Wednesday, 1 June 2011 | By Michelle Hammond
The Federal Government should spend up to $2.5 billion a year generated from the carbon tax to foster innovation in clean technologies, according to climate change expert Ross Garnaut.


In November last year, Professor Garnaut was commissioned by the Government to provide an independent update to his 2008 Climate Change Review.


Garnaut’s final report, delivered earlier this week, is based on pricing carbon at $26 a tonne, which would raise $11.5 billion in the first year.


His suggestions include a breakdown of the proceeds from the carbon tax – 10% for innovation, 55% for households and 35% for industry.


Garnaut says while the Government is spending $5.1 billion over four years on its Clean Energy Initiative, this could be extended over the 10-year carbon revenue budget period.


Eventually, carbon revenue could be used to spend $2.5 billion a year on carbon innovation.


Garnaut says after the economy adjusts to the carbon price, possibly over 10 years, the Government could pull back from funding research and development in clean energy innovation and let the carbon price drive private investment in technology.


He says while public funding is required in the short-term, a carbon price will eventually make it more profitable for companies and industries to invest in research, development and commercialisation of clean technologies.


“The advantage of a broad-based market instrument like a carbon price is that it will draw out the most prospective low-emissions innovation… The transition to a low-carbon economy will be a story of innovation,” Garnaut said in his report.


“The costs of the transition will depend on how effective we are in discovering and applying new technologies for producing goods and services with fewer emissions or in satisfying ways that produce fewer emissions.”


Professor Roy Green, of the University of Technology, also believes a carbon price could drive innovation.


“Carbon pricing is a major catalyst for investment in renewable energy sources and new technologies more broadly,” he says.


According to Green, investment in innovation to counter climate change is potentially as significant as defence spending in the US, which spurred innovation over decades during the Cold War.


Nick Boyd, of Australian clean energy start-up AquaGen Technologies, thinks Garnaut’s focus on investing in innovation is a good idea.

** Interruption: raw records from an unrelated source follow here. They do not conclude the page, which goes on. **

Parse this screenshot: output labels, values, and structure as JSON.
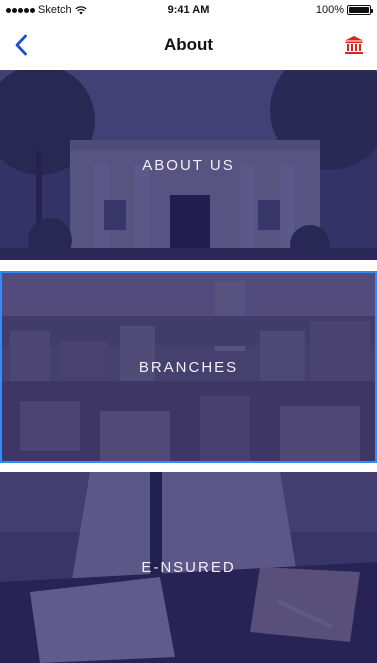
{
  "status_bar": {
    "carrier": "Sketch",
    "time": "9:41 AM",
    "battery": "100%",
    "battery_level": 1.0
  },
  "nav": {
    "title": "About",
    "back_icon": "chevron-left-icon",
    "right_icon": "bank-icon",
    "accent_color": "#1f4fd8",
    "right_icon_color": "#d9261c"
  },
  "cards": [
    {
      "label": "ABOUT US",
      "theme": "building-facade",
      "selected": false
    },
    {
      "label": "BRANCHES",
      "theme": "city-skyline",
      "selected": true
    },
    {
      "label": "E-NSURED",
      "theme": "desk-documents",
      "selected": false
    }
  ],
  "colors": {
    "overlay": "#262164",
    "selection_border": "#2f8cff",
    "card_text": "#f1f1f7"
  }
}
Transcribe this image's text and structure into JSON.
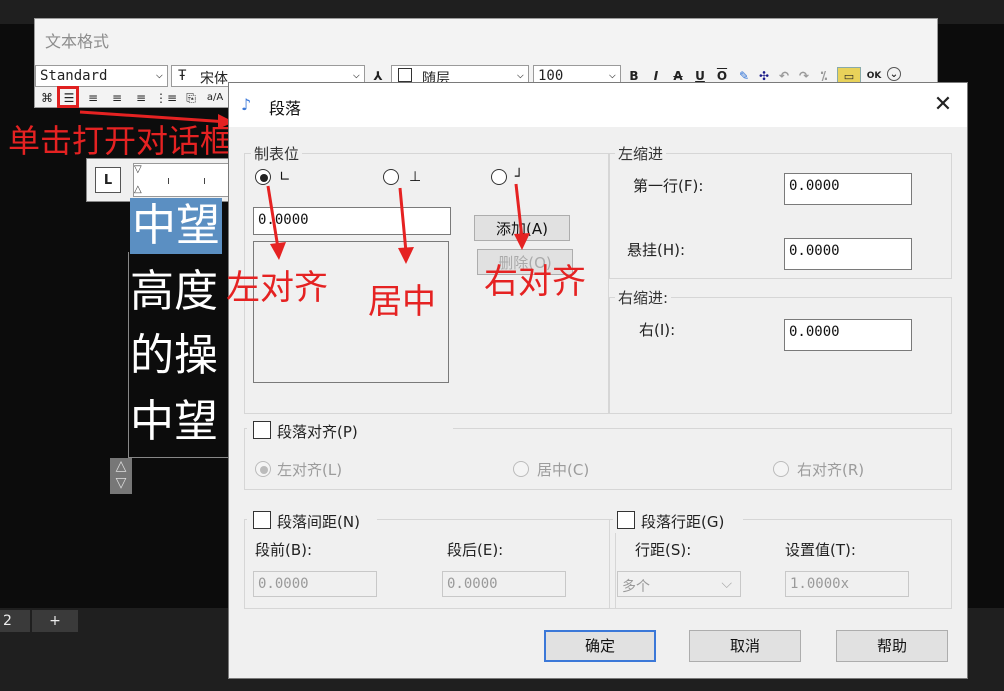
{
  "text_format": {
    "title": "文本格式",
    "style_combo": "Standard",
    "font_combo": "宋体",
    "font_icon": "TT-font-icon",
    "layer_combo": "随层",
    "height_combo": "100",
    "toolbar": [
      "B",
      "I",
      "A",
      "U",
      "O",
      "OK"
    ]
  },
  "cad_text": {
    "ruler_tab": "L",
    "lines": [
      "中望",
      "高度",
      "的操",
      "中望"
    ],
    "scroll_symbol": "⇳"
  },
  "annotations": {
    "open_dialog": "单击打开对话框",
    "left_align": "左对齐",
    "center": "居中",
    "right_align": "右对齐",
    "color": "#e52222"
  },
  "bottom": {
    "tab_num": "2",
    "tab_add": "+"
  },
  "dialog": {
    "title": "段落",
    "tabs": {
      "group_label": "制表位",
      "left_glyph": "∟",
      "center_glyph": "⊥",
      "right_glyph": "┘",
      "selected": "left",
      "value": "0.0000",
      "add_button": "添加(A)",
      "delete_button": "删除(O)"
    },
    "left_indent": {
      "group_label": "左缩进",
      "first_line_label": "第一行(F):",
      "first_line_value": "0.0000",
      "hanging_label": "悬挂(H):",
      "hanging_value": "0.0000"
    },
    "right_indent": {
      "group_label": "右缩进:",
      "right_label": "右(I):",
      "right_value": "0.0000"
    },
    "paragraph_align": {
      "checkbox_label": "段落对齐(P)",
      "checked": false,
      "options": [
        "左对齐(L)",
        "居中(C)",
        "右对齐(R)"
      ],
      "selected": "左对齐(L)"
    },
    "paragraph_spacing": {
      "checkbox_label": "段落间距(N)",
      "before_label": "段前(B):",
      "before_value": "0.0000",
      "after_label": "段后(E):",
      "after_value": "0.0000"
    },
    "line_spacing": {
      "checkbox_label": "段落行距(G)",
      "spacing_label": "行距(S):",
      "spacing_value": "多个",
      "set_label": "设置值(T):",
      "set_value": "1.0000x"
    },
    "buttons": {
      "ok": "确定",
      "cancel": "取消",
      "help": "帮助"
    }
  }
}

“Right now is when the big money is required. Large-scale early stage commercial projects cost a lot more [in the early stage] than they do once they’ve hit the cost curve,” he says.